This is the sporadic scenario. With each flare-up, life stops throughout Israel’s South. Hardly anyone goes to work or school or any place else. A full third of the country lingers in suspended animation for as long as Gaza decrees. This in itself buoys Gazan morale.
Even the fact that they force us to reduce available Iron Dome stockpiles should delight them. They might not cause casualties but they wreak economic havoc.
Yes, the syrupy slogan is that no price is too high to save lives, which – considered strictly on the moral plane – is indisputable. However, we need to keep in mind that it costs peanuts to manufacture a Kassam and that Gaza’s arsenals boast untold thousands of these crude versions of Nazi V-1 and V-2 rockets (all murderously indiscriminate). The upgraded Katyushas called Grads are supplied gratis, compliments of Iran.
In contrast, each Iron Dome interception costs $100,000. Since Iron Dome batteries cover a comparatively small area each, many more than now deployed are needed. The missiles themselves take a long time to be produced and there can never be enough of them to take down every contraption hoarded in Gaza.
Adding to the complexity is the fact that many communities under Kassam threat are too close to the border for sufficient warning time. The Iron Dome system requires 15 seconds to identify an incoming Kassam. Yet these projectiles can (and have in the past) slammed down after being airborne for shorter intervals.
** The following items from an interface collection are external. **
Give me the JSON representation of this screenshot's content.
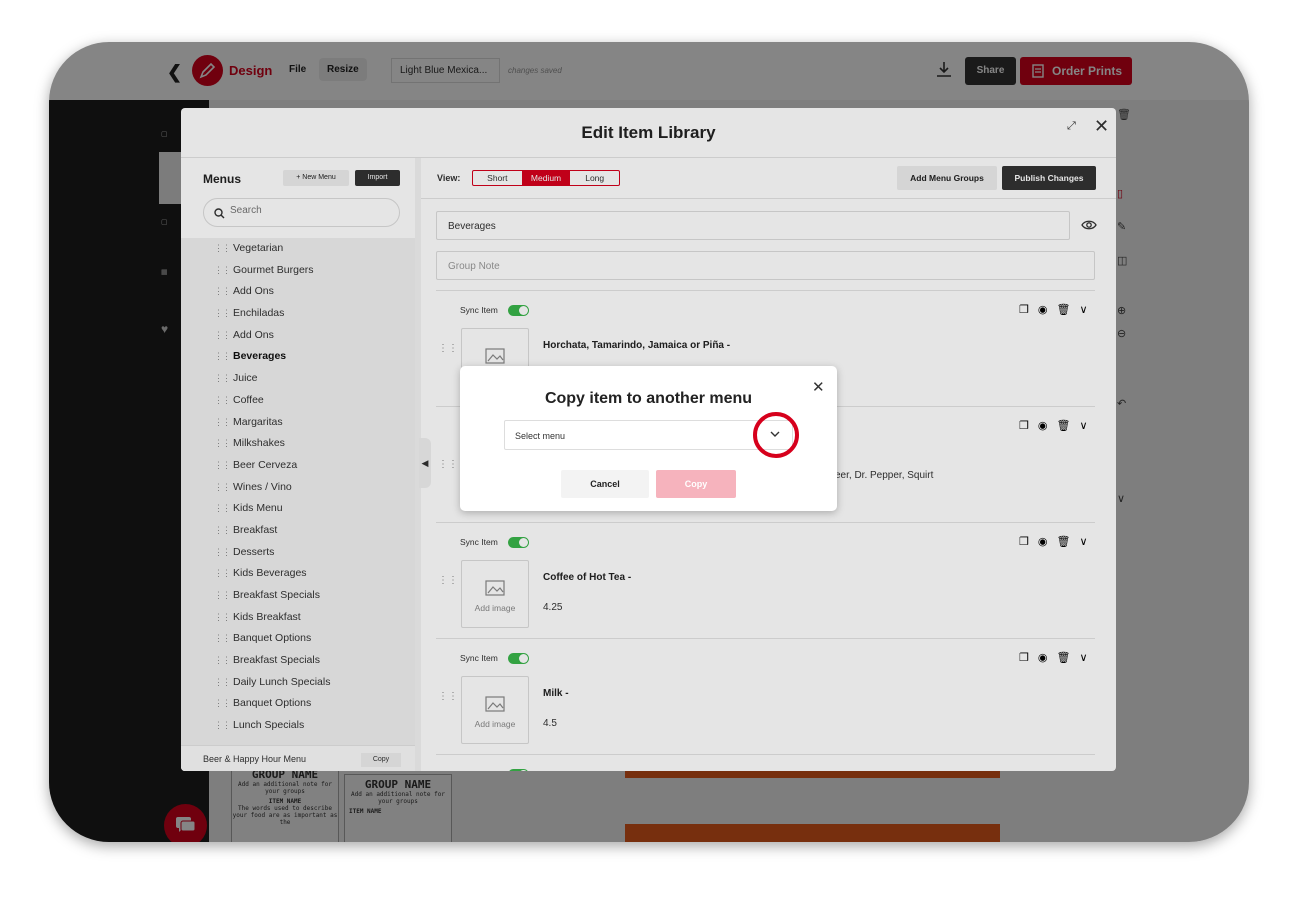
{
  "topbar": {
    "brand": "Design",
    "file": "File",
    "resize": "Resize",
    "doc_name": "Light Blue Mexica...",
    "saved_status": "changes saved",
    "share": "Share",
    "order_prints": "Order Prints"
  },
  "modal": {
    "title": "Edit Item Library",
    "menus_heading": "Menus",
    "new_menu": "+ New Menu",
    "import": "Import",
    "search_placeholder": "Search",
    "menu_items": [
      "Vegetarian",
      "Gourmet Burgers",
      "Add Ons",
      "Enchiladas",
      "Add Ons",
      "Beverages",
      "Juice",
      "Coffee",
      "Margaritas",
      "Milkshakes",
      "Beer Cerveza",
      "Wines / Vino",
      "Kids Menu",
      "Breakfast",
      "Desserts",
      "Kids Beverages",
      "Breakfast Specials",
      "Kids Breakfast",
      "Banquet Options",
      "Breakfast Specials",
      "Daily Lunch Specials",
      "Banquet Options",
      "Lunch Specials"
    ],
    "selected_menu": "Beverages",
    "footer_menu": "Beer & Happy Hour Menu",
    "footer_copy": "Copy",
    "view_label": "View:",
    "view_options": [
      "Short",
      "Medium",
      "Long"
    ],
    "view_selected": "Medium",
    "add_menu_groups": "Add Menu Groups",
    "publish_changes": "Publish Changes",
    "group_name": "Beverages",
    "group_note_placeholder": "Group Note",
    "sync_label": "Sync Item",
    "add_image": "Add image",
    "items": [
      {
        "name": "Horchata, Tamarindo, Jamaica or Piña -",
        "price": ""
      },
      {
        "name": "",
        "desc": "eer, Dr. Pepper, Squirt"
      },
      {
        "name": "Coffee of Hot Tea -",
        "price": "4.25"
      },
      {
        "name": "Milk -",
        "price": "4.5"
      }
    ]
  },
  "copy_dialog": {
    "title": "Copy item to another menu",
    "select_placeholder": "Select menu",
    "cancel": "Cancel",
    "copy": "Copy"
  },
  "thumbs": {
    "group_name": "GROUP NAME",
    "note": "Add an additional note for your groups",
    "item_name": "ITEM NAME",
    "item_desc": "The words used to describe your food are as important as the"
  },
  "colors": {
    "accent": "#d6001c",
    "toggle": "#39b54a",
    "dark": "#333333"
  }
}
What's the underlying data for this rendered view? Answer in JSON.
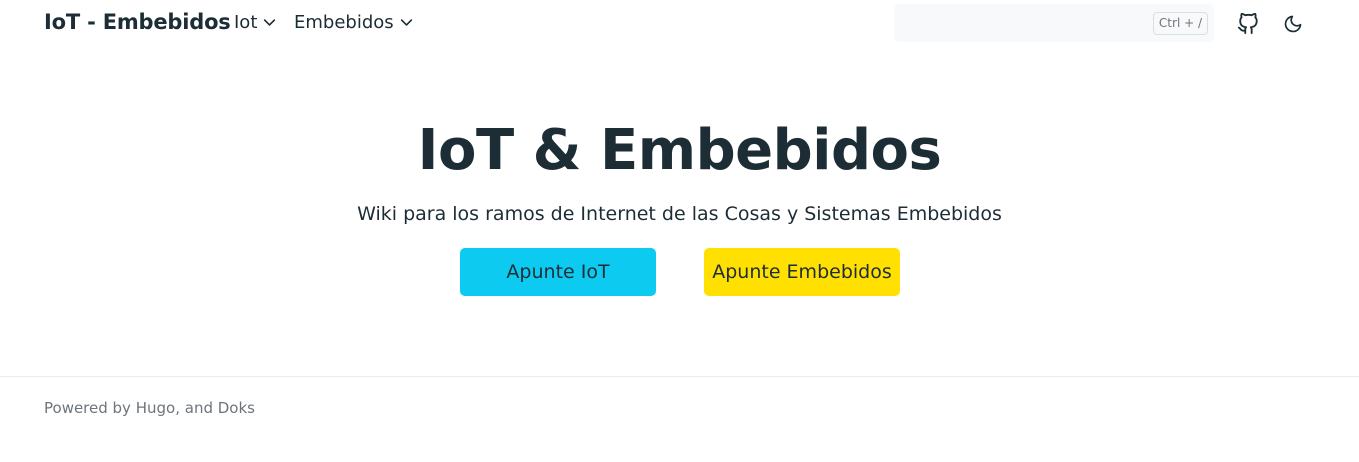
{
  "header": {
    "brand": "IoT - Embebidos",
    "nav": [
      {
        "label": "Iot"
      },
      {
        "label": "Embebidos"
      }
    ],
    "search": {
      "placeholder": "",
      "shortcut": "Ctrl + /"
    },
    "icons": [
      "github-icon",
      "moon-icon",
      "chevron-down-icon"
    ]
  },
  "hero": {
    "title": "IoT & Embebidos",
    "subtitle": "Wiki para los ramos de Internet de las Cosas y Sistemas Embebidos",
    "buttons": [
      {
        "label": "Apunte IoT",
        "color": "#0dcaf0"
      },
      {
        "label": "Apunte Embebidos",
        "color": "#ffe000"
      }
    ]
  },
  "footer": {
    "prefix": "Powered by ",
    "link1": "Hugo",
    "mid": ", and ",
    "link2": "Doks"
  },
  "colors": {
    "text": "#1d2d35",
    "muted": "#6c757d",
    "search_bg": "#f8f9fa"
  }
}
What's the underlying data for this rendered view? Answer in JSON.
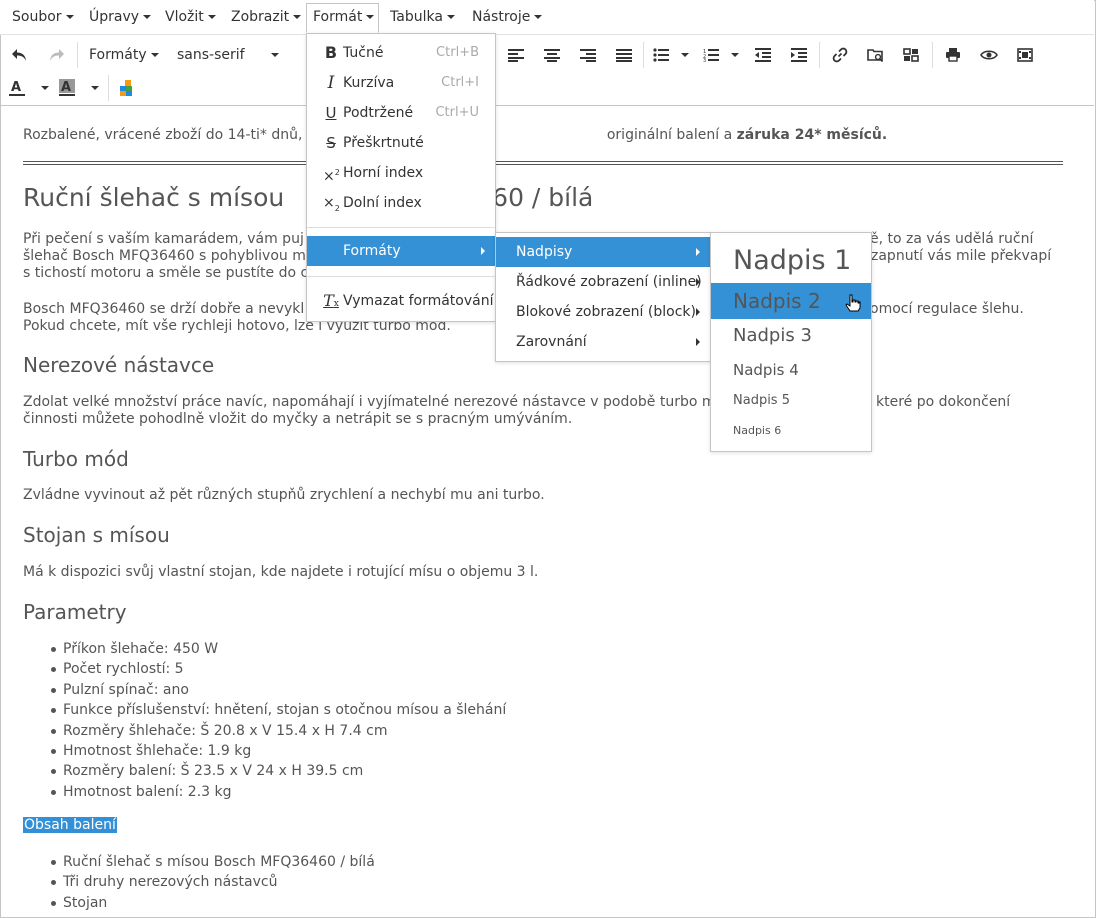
{
  "menubar": {
    "items": [
      "Soubor",
      "Úpravy",
      "Vložit",
      "Zobrazit",
      "Formát",
      "Tabulka",
      "Nástroje"
    ]
  },
  "toolbar": {
    "formats_label": "Formáty",
    "font_family": "sans-serif"
  },
  "content": {
    "intro_a": "Rozbalené, vrácené zboží do 14-ti* dnů, ",
    "intro_b": "originální balení a ",
    "intro_bold": "záruka 24* měsíců.",
    "title_a": "Ruční šlehač s mísou ",
    "title_b": "60 / bílá",
    "p1_l1a": "Při pečení s vaším kamarádem, vám puj",
    "p1_l1b": "ě, to za vás udělá ruční",
    "p1_l2a": "šlehač Bosch MFQ36460 s pohyblivou m",
    "p1_l2b": "zapnutí vás mile překvapí",
    "p1_l3": "s tichostí motoru a směle se pustíte do c",
    "p2_l1a": "Bosch MFQ36460 se drží dobře a nevykl",
    "p2_l1b": "omocí regulace šlehu.",
    "p2_l2": "Pokud chcete, mít vše rychleji hotovo, lze i využít turbo mód.",
    "h_nerez": "Nerezové nástavce",
    "p3_l1a": "Zdolat velké množství práce navíc, napomáhají i vyjímatelné nerezové nástavce v podobě turbo m",
    "p3_l1b": "které po dokončení",
    "p3_l2": "činnosti můžete pohodlně vložit do myčky a netrápit se s pracným umýváním.",
    "h_turbo": "Turbo mód",
    "p4": "Zvládne vyvinout až pět různých stupňů zrychlení a nechybí mu ani turbo.",
    "h_stojan": "Stojan s mísou",
    "p5": "Má k dispozici svůj vlastní stojan, kde najdete i rotující mísu o objemu 3 l.",
    "h_param": "Parametry",
    "params": [
      "Příkon šlehače: 450 W",
      "Počet rychlostí: 5",
      "Pulzní spínač: ano",
      "Funkce příslušenství: hnětení, stojan s otočnou mísou a šlehání",
      "Rozměry šhlehače: Š 20.8 x V 15.4 x H 7.4 cm",
      "Hmotnost šhlehače: 1.9 kg",
      "Rozměry balení: Š 23.5 x V 24 x H 39.5 cm",
      "Hmotnost balení: 2.3 kg"
    ],
    "obsah": "Obsah balení",
    "obsah_items": [
      "Ruční šlehač s mísou Bosch MFQ36460 / bílá",
      "Tři druhy nerezových nástavců",
      "Stojan"
    ]
  },
  "format_menu": {
    "items": [
      {
        "label": "Tučné",
        "shortcut": "Ctrl+B"
      },
      {
        "label": "Kurzíva",
        "shortcut": "Ctrl+I"
      },
      {
        "label": "Podtržené",
        "shortcut": "Ctrl+U"
      },
      {
        "label": "Přeškrtnuté",
        "shortcut": ""
      },
      {
        "label": "Horní index",
        "shortcut": ""
      },
      {
        "label": "Dolní index",
        "shortcut": ""
      }
    ],
    "formats": "Formáty",
    "clear": "Vymazat formátování"
  },
  "formats_menu": {
    "items": [
      "Nadpisy",
      "Řádkové zobrazení (inline)",
      "Blokové zobrazení (block)",
      "Zarovnání"
    ]
  },
  "headings_menu": {
    "items": [
      "Nadpis 1",
      "Nadpis 2",
      "Nadpis 3",
      "Nadpis 4",
      "Nadpis 5",
      "Nadpis 6"
    ]
  },
  "colors": {
    "accent": "#3491d5",
    "selection": "#3390d6"
  }
}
The Iron Dome, furthermore, doesn’t offer protection against mortars.
With their own earthy good-sense commoners throughout Israel’s South recognize that the best defense is offense and that good offense isn’t shelling vacant lots, eliminating the odd miscreant, and generally trying not to get IDF hands too dirty, so as not to offend sanctimonious European sensibilities.
They know that the only way to defend is to win and that you win by breaking the enemy’s spirit and will to fight.
We’ve got to conquer our fear of winning because neither Iron Dome nor Batman will rescue us from the Scarecrow of our own making.